If you think about it, products and services these days often owe their success to magical consumer experiences. Health care leaders now look to consumer products to understand the ways that people shop and, when looking at consumer motivations, the world looks very different.
For example, Bright Health delivers a smarter, more connected health care experience. The company’s exclusive partnerships with leading health systems, affordable health insurance plans, and simple, friendly approach to technology are reshaping how people and physicians achieve better health together.
Bright’s co-founder and CEO Bob Sheehy commented, “Health systems don’t think about consumers, they think about patients. Health insurance companies are almost exclusively business-to-business. We saw the Affordable Care Act implemented and one of the most impressive things to me was that consumers, when given a choice [of which health plan], and how the number of brand-new entrants took off tremendously. Coops with no brand recognition took off. Consumers were focused on costs. The total cost of care.”
Centura Health connects individuals, families, and neighborhoods across Colorado and western Kansas with more than 6,000 physicians and more than 21,000 of the best hearts and minds in health care.
CHN’s Medical Director Kit Brekhus, MD, explained, “We are well-grounded in serving folks. It’s my dollars that are being spent [they say], and so they are paying more attention and being more discerning.”
Docent Health combines the best practices from other industries to help health systems deliver the vision of customer-centric care by combining cutting-edge consumer technology, retail-based strategic marketing, and hospitality-inspired service excellence with deep provider experience to increase customer lifetime value and grow market share.
Docent’s co-founder and CEO Paul Roscoe said, “It was very easy to just think about it as being a technology platform. There is a person behind those Diagnosis Codes. We need to get much more information holistically. There was a technology solve to this. We employ hospitality-trained service specialists and they use the technology side-by-side with the clinicians; they are from the local communities, and they are providing, using the technology, a liaison that allows them to navigate their journey. It’s really important. Bridge the gap between the patient and the caregiver.”
Sheehy added, “Working with the consumer, we are only consumer-focused, and it’s liberating. The issue with group insurance is that when you’re selling to a benefits department at an employer, they are focused on the number of doctors, and coverage. Bringing people who have a consumer technology background into it to develop the interface so that it’s more personal – how do you support personal relationships between the patient and the physicians, how do you make that the core? We have had to redesign the entire interface to see how people interact with technology.”
Brekhus echoed this sentiment. “We don’t look at our carrier partners as a transactional relationships. How can all the parties contribute to the end result? We have done several consumer surveys to get down in the nitty-gritty of what our consumers are really looking for. The two big things are low-cost options, and access to care. They are willing to look at narrow networks if they have those options.”

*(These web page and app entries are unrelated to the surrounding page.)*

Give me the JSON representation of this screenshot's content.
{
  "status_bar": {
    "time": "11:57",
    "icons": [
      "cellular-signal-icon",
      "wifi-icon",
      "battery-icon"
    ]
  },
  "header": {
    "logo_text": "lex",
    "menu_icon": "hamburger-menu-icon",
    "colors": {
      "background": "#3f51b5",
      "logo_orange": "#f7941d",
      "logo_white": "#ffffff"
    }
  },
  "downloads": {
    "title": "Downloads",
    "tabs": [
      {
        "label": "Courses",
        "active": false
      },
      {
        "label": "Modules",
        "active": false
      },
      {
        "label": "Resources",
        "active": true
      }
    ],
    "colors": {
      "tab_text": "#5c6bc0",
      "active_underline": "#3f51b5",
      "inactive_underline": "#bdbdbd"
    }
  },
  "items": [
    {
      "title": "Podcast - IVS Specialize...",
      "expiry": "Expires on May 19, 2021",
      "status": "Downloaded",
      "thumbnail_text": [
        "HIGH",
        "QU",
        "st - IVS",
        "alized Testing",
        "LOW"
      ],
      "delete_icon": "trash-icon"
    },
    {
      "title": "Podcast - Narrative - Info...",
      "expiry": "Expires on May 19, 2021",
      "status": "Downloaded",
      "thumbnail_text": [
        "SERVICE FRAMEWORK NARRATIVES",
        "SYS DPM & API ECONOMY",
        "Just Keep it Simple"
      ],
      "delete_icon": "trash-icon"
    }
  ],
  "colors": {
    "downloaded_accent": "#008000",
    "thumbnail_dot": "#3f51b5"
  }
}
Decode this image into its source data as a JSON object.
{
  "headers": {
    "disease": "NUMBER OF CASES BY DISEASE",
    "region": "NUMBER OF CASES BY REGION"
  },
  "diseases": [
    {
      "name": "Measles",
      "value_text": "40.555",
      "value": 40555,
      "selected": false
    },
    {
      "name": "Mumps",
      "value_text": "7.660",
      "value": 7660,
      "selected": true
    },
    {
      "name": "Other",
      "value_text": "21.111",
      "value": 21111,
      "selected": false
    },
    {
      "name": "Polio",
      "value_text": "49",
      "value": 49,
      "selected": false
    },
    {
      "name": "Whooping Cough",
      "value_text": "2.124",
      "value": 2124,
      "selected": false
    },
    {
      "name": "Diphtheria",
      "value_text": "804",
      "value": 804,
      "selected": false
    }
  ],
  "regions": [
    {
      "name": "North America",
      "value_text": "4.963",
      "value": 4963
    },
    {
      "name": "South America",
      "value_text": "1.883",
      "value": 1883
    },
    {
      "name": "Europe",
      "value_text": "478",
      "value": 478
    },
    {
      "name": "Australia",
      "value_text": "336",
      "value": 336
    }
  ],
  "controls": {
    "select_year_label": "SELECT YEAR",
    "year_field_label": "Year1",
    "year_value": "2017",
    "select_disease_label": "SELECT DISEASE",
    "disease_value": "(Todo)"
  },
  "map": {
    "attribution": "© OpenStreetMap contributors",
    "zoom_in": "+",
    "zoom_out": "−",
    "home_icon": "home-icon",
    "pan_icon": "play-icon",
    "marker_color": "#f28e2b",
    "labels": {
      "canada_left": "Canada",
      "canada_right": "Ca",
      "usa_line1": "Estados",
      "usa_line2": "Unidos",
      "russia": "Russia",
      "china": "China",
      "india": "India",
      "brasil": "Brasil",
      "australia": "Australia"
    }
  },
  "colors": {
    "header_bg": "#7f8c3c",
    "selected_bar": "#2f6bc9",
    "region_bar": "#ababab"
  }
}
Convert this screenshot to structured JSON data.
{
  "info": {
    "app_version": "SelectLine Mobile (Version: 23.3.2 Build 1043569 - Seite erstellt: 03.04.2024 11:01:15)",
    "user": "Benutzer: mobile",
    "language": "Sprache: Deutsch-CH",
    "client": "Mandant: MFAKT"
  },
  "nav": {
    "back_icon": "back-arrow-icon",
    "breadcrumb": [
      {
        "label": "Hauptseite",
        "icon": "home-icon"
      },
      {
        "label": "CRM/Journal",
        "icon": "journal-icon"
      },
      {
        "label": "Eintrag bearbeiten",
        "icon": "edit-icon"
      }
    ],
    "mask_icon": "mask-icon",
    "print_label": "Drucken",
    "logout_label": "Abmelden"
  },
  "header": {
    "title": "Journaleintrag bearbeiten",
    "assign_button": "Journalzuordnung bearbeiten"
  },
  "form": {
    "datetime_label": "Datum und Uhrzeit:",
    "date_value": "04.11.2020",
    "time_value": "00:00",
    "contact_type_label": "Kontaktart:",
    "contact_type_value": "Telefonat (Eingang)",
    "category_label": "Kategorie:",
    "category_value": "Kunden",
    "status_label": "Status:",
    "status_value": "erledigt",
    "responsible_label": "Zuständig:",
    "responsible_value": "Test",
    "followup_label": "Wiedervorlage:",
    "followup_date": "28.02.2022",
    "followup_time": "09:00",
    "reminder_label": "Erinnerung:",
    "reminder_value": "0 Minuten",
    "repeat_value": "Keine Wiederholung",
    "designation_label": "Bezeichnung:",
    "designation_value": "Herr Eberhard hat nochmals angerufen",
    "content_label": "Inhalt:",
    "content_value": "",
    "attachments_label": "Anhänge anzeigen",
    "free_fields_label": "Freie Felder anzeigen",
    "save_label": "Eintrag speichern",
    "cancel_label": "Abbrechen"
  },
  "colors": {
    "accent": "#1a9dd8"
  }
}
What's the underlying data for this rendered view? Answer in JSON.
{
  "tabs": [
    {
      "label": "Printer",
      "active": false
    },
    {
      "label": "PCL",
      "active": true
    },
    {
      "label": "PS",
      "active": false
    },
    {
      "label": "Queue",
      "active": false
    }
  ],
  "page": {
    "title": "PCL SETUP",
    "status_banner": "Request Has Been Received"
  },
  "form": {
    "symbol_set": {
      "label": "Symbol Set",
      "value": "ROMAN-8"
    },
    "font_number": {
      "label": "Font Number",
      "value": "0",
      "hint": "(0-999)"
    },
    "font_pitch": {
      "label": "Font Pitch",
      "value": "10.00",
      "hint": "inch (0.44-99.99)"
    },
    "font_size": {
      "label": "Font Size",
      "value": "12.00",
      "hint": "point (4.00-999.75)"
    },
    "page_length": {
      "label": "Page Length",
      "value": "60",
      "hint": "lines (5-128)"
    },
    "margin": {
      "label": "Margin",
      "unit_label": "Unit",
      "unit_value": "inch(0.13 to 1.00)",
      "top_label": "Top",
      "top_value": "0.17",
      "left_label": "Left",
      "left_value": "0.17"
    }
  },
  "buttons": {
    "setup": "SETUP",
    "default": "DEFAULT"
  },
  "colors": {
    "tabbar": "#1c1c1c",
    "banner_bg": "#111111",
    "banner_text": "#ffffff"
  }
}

Unfortunately, the consumerization of health care also brings about a number of realities such as the true cost of health care. Sheehy explained, “The market is fundamentally underpriced. A lot of existing health information was based on the individual health market, so no surprise, health care is really expensive. Now that price has come up in the last few years, they see it’s extraordinarily expensive. [We] need to have integrated delivery systems working and competing in the marketplace to get consumers who are locked into them, because they are competing on price. It’s been a challenging couple of years. We look at the plans that are successful and a lot of it is a relationship with the health system.”
Roscoe said, “We are learning about what we can do that can change patient experience. There needs to be a wholesale commitment to the patient.”
However, it can be difficult to realize the return on investment. As Roscoe explained, “If we do a great job for a patient, we might not see them for years. If you look at HCAPS [Hospital Consumer Assessment of Healthcare Providers and Systems survey] scores today, they have not been great for a long time. It’s like Uber asking you much later after you’ve had your ride how you like your experience. It’s frankly too late.”
Held on Nov. 2 in Boston, the Digital Healthcare Innovation Summit, chaired by Robert Mittendorff, MD, MBA, of Norwest Venture Partners, and Bill Geary of Flare Capital, brought together leading innovators, investors, and industry executives to share their valuable insights on the future of healthcare.
-Contributed by Robert Schultz